A recent U.S. Department of Health and Human Services, Office for Civil Rights (OCR) settlement illustrates why health care facilities must carefully consider potential privacy risks and take precautionary steps before allowing a camera crew to film on their premises.
OCR settled with three Massachusetts hospitals for a total amount of $999,000 for violations of the Health Insurance Portability and Accountability Act (HIPAA) when filming an ABC television series intended to provide positive marketing and publicity for the hospitals.
The hospitals – Boston Medical Center, Brigham and Women’s Hospital, and Massachusetts General Hospital – permitted the filming of a medical documentary series on their premises without first obtaining their patients’ consent. OCR Director Roger Severino explained: “Patients in hospitals expect to encounter doctors and nurses when getting treatment, not film crews recording them at their most private and vulnerable moments.” Accordingly, health care providers under HIPAA are required to obtain patient authorization prior to disclosing or giving access to their protected health information to third parties.
In prior guidance1 issued on this issue, OCR explained that it is not sufficient for a health care provider to require media personnel to mask the identities of patients (e.g., through blurring, pixilation or voice altering techniques) when recorded content is made available to the general public, because the provider is not permitted to make such information available to the media personnel in the first place without patient authorization. All patients that are located where media personnel will be present, or whose protected health information will be accessible to such media personnel, must provide prior authorization to such disclosure of their protected health information.
HIPAA only provides a few narrow exceptions where a patient’s authorization need not be obtained before disclosing information to the media. The exceptions include: (i) if the information is disclosed in order for the media to help identify or locate the family of an unidentified and incapacitated patient, and provided that the health care provider believes, in his/her professional judgement, that such disclosure is in the best interests of the patient; and (ii) if the disclosure is limited to general information that does not disclose specific protected health information about an identified patient.
In addition, a health care provider may retain a film crew to produce training videos or other public relations content on his/her/its behalf, provided that the provider and film crew execute a proper HIPAA Business Associate Agreement and comply with all of the obligations thereof. Providers can also inform the public, through media or other channels, about the services and programs they offer, as long as such information does not disclose any protected health information that identifies a particular patient.

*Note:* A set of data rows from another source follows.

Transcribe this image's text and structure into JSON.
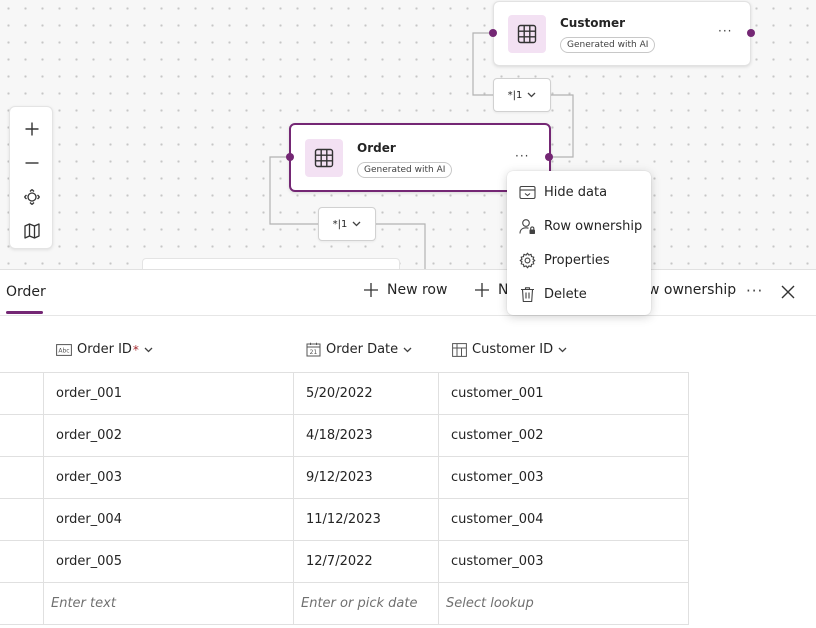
{
  "canvas": {
    "customer_entity": {
      "title": "Customer",
      "badge": "Generated with AI",
      "more": "···"
    },
    "order_entity": {
      "title": "Order",
      "badge": "Generated with AI",
      "more": "···"
    },
    "relation_top": {
      "label": "*|1"
    },
    "relation_bottom": {
      "label": "*|1"
    }
  },
  "context_menu": {
    "items": [
      {
        "label": "Hide data",
        "icon": "hide-data-icon"
      },
      {
        "label": "Row ownership",
        "icon": "row-ownership-icon"
      },
      {
        "label": "Properties",
        "icon": "gear-icon"
      },
      {
        "label": "Delete",
        "icon": "trash-icon"
      }
    ]
  },
  "panel": {
    "tab": "Order",
    "toolbar": {
      "new_row": "New row",
      "new_column_partial": "N",
      "row_ownership_partial": "w ownership",
      "more": "···"
    },
    "table": {
      "columns": [
        {
          "label": "Order ID",
          "required": "*",
          "icon": "text-type-icon"
        },
        {
          "label": "Order Date",
          "icon": "calendar-icon"
        },
        {
          "label": "Customer ID",
          "icon": "lookup-icon"
        }
      ],
      "rows": [
        [
          "order_001",
          "5/20/2022",
          "customer_001"
        ],
        [
          "order_002",
          "4/18/2023",
          "customer_002"
        ],
        [
          "order_003",
          "9/12/2023",
          "customer_003"
        ],
        [
          "order_004",
          "11/12/2023",
          "customer_004"
        ],
        [
          "order_005",
          "12/7/2022",
          "customer_003"
        ]
      ],
      "placeholders": [
        "Enter text",
        "Enter or pick date",
        "Select lookup"
      ]
    }
  },
  "colors": {
    "accent": "#742774",
    "icon_bg": "#f3e1f3"
  }
}
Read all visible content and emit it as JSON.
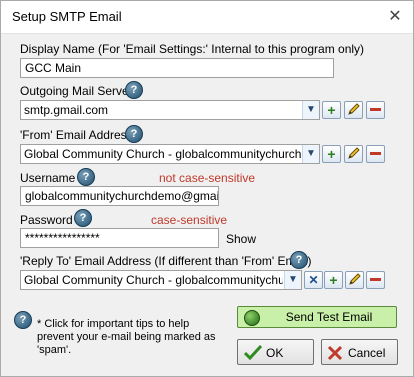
{
  "window": {
    "title": "Setup SMTP Email",
    "close_glyph": "✕"
  },
  "display_name": {
    "label": "Display Name (For 'Email Settings:' Internal  to this program only)",
    "value": "GCC Main"
  },
  "outgoing_server": {
    "label": "Outgoing Mail Server",
    "value": "smtp.gmail.com"
  },
  "from_address": {
    "label": "'From' Email Address",
    "value": "Global Community Church - globalcommunitychurchdemo..."
  },
  "username": {
    "label": "Username",
    "note": "not case-sensitive",
    "value": "globalcommunitychurchdemo@gmail.com"
  },
  "password": {
    "label": "Password",
    "note": "case-sensitive",
    "value": "****************",
    "show_label": "Show"
  },
  "reply_to": {
    "label": "'Reply To' Email Address (If different than 'From' Email)",
    "value": "Global Community Church - globalcommunitychurchd..."
  },
  "help_glyph": "?",
  "dropdown_glyph": "▼",
  "plus_glyph": "+",
  "x_glyph": "✕",
  "tip_text": "* Click for important tips to help prevent your e-mail being marked as 'spam'.",
  "buttons": {
    "send_test": "Send Test Email",
    "ok": "OK",
    "cancel": "Cancel"
  },
  "colors": {
    "red_text": "#c0392b",
    "send_green": "#c8f0a8"
  }
}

When evaluating privacy risks, health care providers should consider applicable state privacy laws in addition to the HIPAA rules.
- Benjamin P. Malerba
- Ada Kozicz